A group of US Senators have sent an email to Apple, requesting them to remove iPhone apps that provide DUI (Driving Under Influence) checkpoint (also called “sobriety roadblocks”) locations from the App Store.
U.S. Senators Harry Reid (D-Nev.), Charles E. Schumer (D-N.Y.), Frank Lautenberg (D-N.J.), and Tom Udall (D-N.M.) are named as senders in the letter, which is addressed to Apple’s senior vice president of iPhone software, Scott Forstall. No specific applications are named, but the letter highlights apps that “contain a database of DUI [driving under the influence] checkpoints updated in real-time” as well as one that sends out real-time alerts about the existence of these checkpoints.
“With more than 10,000 Americans dying in drunk-driving crashes every year, providing access to iPhone and iPad applications that alert users to DUI checkpoints is harmful to public safety,” the group wrote. “We know that your company shares our desire to end the scourge of drunk driving and we therefore would ask you to remove these applications from your store.”
The data on the live police traps comes from other tipsters (users) on the Trapster Network, which is frequently updated thanks to the more than 11 million users.
The US Senators have sent a similar letter to Google and Research in Motion. RIM has already agreed to remove apps like Trapster that provide DUI checkpoint locations from the App World.
Here’s a full copy of the letter (courtesy CNET):
Mr. Scott Forstall
Senior Vice President, iPhone Software
1 Infinite Loop
Cupertino, CA 95014
Dear Mr. Forstall,
We write today with grave concern regarding the ease with which downloadable applications for the iPhone, iPad, and other Apple products allow customers to identify where local police officers have set up DUI checkpoints. With more than 10,000 Americans dying in drunk-driving crashes every year, providing access to iPhone and iPad applications that alert users to DUI checkpoints is harmful to public safety.
We know that your company shares our desire to end the scourge of drunk driving and we therefore would ask you to remove these applications from your store.
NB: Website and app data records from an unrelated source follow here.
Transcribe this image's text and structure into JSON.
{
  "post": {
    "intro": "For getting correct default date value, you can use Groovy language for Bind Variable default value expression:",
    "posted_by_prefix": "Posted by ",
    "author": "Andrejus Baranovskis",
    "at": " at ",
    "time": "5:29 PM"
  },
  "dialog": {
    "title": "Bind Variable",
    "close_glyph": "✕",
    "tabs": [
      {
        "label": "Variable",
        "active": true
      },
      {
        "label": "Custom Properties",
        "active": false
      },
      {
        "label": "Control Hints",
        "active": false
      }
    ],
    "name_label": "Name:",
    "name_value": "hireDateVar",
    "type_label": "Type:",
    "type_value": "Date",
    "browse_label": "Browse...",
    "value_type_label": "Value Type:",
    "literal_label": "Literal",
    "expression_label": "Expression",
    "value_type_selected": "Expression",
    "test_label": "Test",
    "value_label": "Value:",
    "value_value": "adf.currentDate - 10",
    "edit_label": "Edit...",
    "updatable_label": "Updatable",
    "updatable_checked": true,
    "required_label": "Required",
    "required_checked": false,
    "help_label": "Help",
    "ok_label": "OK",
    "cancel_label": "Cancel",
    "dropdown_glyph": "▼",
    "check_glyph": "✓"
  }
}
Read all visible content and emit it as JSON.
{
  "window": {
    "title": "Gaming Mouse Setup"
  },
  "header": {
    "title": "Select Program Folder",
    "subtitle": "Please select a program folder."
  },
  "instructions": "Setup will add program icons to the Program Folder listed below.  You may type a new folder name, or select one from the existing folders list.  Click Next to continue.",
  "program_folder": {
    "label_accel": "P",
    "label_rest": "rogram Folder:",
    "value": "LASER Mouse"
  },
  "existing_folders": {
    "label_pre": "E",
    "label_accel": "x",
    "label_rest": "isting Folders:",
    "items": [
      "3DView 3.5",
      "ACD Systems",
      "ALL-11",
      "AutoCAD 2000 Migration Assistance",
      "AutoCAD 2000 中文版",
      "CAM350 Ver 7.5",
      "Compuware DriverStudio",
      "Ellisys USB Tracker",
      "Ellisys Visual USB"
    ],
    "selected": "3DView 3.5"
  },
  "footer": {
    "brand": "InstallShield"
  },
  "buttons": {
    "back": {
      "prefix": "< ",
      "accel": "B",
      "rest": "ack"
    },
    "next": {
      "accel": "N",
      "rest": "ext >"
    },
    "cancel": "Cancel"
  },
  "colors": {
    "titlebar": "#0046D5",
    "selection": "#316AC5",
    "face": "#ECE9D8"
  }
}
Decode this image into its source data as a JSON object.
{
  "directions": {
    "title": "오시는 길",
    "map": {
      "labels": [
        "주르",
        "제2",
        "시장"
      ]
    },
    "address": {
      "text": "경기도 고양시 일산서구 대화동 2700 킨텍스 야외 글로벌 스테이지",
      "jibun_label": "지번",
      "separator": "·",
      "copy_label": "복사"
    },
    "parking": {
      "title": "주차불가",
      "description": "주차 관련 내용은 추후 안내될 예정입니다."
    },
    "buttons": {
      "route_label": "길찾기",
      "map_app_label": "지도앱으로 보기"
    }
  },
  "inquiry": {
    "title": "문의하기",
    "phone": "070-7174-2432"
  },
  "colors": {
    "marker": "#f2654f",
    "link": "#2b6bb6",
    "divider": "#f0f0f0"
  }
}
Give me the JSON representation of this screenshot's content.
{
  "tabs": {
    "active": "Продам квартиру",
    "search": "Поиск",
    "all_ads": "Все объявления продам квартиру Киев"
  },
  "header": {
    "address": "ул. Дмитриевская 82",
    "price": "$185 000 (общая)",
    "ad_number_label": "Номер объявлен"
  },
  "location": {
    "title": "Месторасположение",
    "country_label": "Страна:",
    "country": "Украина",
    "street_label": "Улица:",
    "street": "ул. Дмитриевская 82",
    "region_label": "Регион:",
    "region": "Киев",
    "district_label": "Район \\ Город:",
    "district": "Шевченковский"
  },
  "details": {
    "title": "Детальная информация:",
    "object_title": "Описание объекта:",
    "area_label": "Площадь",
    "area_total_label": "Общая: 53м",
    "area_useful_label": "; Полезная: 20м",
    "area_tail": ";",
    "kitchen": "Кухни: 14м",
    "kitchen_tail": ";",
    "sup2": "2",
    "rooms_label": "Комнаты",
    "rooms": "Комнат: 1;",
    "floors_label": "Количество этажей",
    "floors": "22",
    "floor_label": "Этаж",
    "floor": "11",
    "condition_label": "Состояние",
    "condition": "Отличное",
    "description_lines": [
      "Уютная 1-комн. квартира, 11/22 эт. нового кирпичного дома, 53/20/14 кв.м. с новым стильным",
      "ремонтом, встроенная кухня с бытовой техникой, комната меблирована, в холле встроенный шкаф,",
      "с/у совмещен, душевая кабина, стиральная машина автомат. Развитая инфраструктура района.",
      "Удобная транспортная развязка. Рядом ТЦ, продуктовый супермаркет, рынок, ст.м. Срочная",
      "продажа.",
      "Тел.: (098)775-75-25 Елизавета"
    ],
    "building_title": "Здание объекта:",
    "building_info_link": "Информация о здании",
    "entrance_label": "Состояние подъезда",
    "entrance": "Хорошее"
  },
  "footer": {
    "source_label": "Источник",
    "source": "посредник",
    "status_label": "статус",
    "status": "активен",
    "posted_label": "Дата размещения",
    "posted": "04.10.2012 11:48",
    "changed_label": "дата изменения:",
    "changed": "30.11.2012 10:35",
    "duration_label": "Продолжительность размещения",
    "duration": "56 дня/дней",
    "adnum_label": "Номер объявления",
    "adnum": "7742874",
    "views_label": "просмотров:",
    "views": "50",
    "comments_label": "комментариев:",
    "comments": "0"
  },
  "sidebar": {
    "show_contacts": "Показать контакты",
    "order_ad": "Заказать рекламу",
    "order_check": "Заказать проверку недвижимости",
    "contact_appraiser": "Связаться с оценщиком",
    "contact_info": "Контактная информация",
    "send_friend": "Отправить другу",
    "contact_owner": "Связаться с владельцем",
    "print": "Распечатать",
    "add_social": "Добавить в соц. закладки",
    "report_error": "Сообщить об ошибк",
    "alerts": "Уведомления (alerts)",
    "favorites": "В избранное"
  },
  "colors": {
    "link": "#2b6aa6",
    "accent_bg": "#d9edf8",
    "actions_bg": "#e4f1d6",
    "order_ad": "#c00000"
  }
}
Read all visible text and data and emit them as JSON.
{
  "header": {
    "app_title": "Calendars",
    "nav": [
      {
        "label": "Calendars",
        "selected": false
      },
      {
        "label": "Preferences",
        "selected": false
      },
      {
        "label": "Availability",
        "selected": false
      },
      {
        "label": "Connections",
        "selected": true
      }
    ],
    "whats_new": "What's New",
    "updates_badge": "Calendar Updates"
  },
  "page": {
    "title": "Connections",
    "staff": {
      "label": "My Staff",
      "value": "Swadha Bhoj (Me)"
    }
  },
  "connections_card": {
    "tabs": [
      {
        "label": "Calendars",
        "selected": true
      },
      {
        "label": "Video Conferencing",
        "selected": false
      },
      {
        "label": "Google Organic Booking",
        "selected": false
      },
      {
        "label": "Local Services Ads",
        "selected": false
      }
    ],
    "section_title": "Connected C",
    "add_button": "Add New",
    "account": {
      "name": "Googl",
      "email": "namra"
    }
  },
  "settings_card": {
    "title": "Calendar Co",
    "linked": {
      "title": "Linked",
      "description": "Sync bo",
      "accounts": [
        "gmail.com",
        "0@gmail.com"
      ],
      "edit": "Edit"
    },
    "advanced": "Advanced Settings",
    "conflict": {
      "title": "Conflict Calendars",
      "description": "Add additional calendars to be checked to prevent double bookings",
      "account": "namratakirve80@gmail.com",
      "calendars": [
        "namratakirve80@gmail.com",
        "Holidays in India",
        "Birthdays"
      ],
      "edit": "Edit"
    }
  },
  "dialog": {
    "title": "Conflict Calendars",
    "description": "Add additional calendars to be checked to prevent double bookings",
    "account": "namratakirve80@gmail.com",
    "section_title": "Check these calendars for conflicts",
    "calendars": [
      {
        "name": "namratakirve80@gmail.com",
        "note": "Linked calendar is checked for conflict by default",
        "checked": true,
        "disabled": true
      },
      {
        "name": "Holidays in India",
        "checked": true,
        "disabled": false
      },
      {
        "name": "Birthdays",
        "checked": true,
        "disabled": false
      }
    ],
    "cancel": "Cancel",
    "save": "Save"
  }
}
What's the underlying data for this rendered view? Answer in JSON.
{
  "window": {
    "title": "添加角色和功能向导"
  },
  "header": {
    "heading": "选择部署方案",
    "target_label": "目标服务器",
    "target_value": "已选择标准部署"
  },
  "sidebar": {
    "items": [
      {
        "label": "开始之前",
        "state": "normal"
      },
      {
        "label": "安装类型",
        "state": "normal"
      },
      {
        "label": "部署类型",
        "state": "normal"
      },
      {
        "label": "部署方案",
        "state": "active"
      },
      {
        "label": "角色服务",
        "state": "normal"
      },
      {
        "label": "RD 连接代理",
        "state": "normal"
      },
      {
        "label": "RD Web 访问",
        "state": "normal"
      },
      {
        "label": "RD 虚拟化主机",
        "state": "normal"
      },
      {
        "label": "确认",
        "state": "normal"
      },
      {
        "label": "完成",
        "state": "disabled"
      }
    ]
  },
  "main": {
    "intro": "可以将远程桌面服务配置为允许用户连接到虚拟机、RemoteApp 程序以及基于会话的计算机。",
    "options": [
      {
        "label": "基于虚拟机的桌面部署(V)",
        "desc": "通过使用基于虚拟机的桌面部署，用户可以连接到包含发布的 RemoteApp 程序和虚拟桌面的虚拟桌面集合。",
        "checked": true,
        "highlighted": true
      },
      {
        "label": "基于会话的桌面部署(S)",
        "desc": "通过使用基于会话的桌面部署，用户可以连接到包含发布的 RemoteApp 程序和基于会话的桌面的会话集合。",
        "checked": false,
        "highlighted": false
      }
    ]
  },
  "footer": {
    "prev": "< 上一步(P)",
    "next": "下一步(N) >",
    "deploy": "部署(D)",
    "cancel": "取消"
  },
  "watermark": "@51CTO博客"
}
One application, your company acknowledges in the product description, contains a database of DUI checkpoints updated in real-time. Another application, with more than 10 million users, also allows users to alert each other to DUI checkpoints in real time.
Police officers from across the country have voiced concern about these products, with one police captain saying, “If people are going to use those, what other purpose are they going to use them for except to drink and drive?” With a person dying every 50 minutes in a drunk-driving crash, this technology should not be promoted to your customers–in fact, it shouldn’t even be available.
We appreciate the technology that has allowed millions of Americans to have information at their fingertips, but giving drunk drivers a free tool to evade checkpoints, putting innocent families and children at risk, is a matter of public concern. We hope that you will give our request to remove these applications from your store immediate consideration.
Thank you for your prompt and careful consideration of this matter. Should you have additional questions, please do not hesitate to contact our offices.
When Trapster had launched the iPhone app more than two years back, they had tried to address concerns about the legality of their app:
“If you are concerned you should probably check the laws in your state or country, but our lawyers don’t think so. In fact, the police we’ve spoken with actually like the idea. It beeps, people slow down, they have met their objective, you save money on the ticket and insurance, and everyone is happy.”
What do you think? Should Apple remove apps like Trapster from the App Store? Please share your views in the comments section below.